The first child they adopted was a 2-year-old from the Marshall Islands who had rotten teeth and a large abscess covering the side of his face. At the time, the family of Tim and Shelly McDaniel was still passably conventional in this no-stoplight town of 330, surrounded by high desert dotted with sagebrush and cattle.
When Jarret McCasland and his fiancee decided to celebrate her 19th birthday with heroin, it meant the end of her life and the end of his freedom.
In California, once a national innovator in draconian policies to get tough on crime, voters and lawmakers are now innovating in the opposite direction, adopting laws that have released tens of thousands of inmates and are preventing even more from going to prison in the first place. Among the newly released are violent offenders.
For decades, Venice has been the epicenter of weird, where carnival freaks, homeless hippies, yoga instructors and fanny-packed tourists blend into a milieu as colorful as its famous three-story murals.
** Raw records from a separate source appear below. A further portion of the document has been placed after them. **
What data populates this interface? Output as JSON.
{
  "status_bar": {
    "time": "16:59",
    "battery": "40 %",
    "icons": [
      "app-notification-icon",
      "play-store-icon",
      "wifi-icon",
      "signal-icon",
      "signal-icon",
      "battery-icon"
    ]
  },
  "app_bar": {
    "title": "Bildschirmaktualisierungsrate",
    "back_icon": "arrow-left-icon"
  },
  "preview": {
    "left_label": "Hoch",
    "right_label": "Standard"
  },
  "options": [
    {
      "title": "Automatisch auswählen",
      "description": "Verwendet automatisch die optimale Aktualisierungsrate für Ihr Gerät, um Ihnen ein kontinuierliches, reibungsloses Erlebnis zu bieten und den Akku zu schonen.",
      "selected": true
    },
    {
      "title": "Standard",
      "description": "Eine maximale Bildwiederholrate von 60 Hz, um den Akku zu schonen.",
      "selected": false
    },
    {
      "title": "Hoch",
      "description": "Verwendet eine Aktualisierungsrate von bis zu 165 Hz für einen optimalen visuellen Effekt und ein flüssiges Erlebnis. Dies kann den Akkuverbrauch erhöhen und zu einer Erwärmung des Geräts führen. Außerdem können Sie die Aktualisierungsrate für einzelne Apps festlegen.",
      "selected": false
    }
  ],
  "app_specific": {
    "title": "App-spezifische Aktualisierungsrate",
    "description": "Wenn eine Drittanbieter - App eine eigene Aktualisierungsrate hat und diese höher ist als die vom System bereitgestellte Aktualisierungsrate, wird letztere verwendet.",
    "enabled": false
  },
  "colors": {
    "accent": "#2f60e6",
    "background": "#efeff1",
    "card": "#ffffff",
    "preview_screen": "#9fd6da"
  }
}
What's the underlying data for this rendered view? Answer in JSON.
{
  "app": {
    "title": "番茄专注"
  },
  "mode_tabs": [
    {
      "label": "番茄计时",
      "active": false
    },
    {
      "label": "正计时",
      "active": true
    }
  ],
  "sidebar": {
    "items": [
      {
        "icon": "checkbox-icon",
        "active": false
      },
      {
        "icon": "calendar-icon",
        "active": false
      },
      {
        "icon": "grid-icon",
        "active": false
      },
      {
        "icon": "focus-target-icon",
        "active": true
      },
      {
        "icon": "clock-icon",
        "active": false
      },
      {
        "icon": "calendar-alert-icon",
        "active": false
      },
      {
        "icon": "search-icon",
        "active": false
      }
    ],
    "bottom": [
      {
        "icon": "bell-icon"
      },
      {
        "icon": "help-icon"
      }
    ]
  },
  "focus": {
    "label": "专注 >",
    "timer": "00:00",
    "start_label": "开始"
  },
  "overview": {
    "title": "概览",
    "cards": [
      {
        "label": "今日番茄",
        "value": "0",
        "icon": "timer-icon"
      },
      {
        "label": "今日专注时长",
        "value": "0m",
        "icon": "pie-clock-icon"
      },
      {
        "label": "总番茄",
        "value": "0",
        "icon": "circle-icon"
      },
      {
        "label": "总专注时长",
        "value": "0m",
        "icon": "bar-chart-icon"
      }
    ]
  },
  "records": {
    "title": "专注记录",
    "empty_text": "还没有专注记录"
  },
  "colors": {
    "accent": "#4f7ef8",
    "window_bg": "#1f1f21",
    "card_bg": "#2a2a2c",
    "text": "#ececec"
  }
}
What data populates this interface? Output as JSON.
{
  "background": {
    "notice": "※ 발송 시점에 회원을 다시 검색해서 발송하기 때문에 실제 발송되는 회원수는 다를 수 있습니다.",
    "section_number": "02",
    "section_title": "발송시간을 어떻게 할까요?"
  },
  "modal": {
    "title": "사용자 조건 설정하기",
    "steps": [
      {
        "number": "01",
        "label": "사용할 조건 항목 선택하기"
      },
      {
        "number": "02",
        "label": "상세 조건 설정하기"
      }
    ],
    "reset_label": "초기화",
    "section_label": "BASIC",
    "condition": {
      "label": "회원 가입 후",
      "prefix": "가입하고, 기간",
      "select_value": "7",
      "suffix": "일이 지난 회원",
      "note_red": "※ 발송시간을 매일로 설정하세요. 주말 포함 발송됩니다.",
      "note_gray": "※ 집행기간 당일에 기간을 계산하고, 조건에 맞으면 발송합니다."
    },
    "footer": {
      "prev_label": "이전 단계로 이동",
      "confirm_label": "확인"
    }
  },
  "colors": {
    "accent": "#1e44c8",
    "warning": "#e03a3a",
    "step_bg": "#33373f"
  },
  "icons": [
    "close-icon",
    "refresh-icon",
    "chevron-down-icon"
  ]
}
Now, thanks to real estate speculators and a tech boom featuring the likes of Google and Snapchat, Venice’s mellow charm is under siege.
Drought or no drought, Steve Yuhas resents the idea that it is somehow shameful to be a water hog. If you can pay for it, he argues, you should get your water.
Christopher Knight makes no apologies: He likes a green lawn. But the actor best known for playing middle son Peter on “The Brady Bunch” also wants to do his part to conserve water. The solution? Fake grass.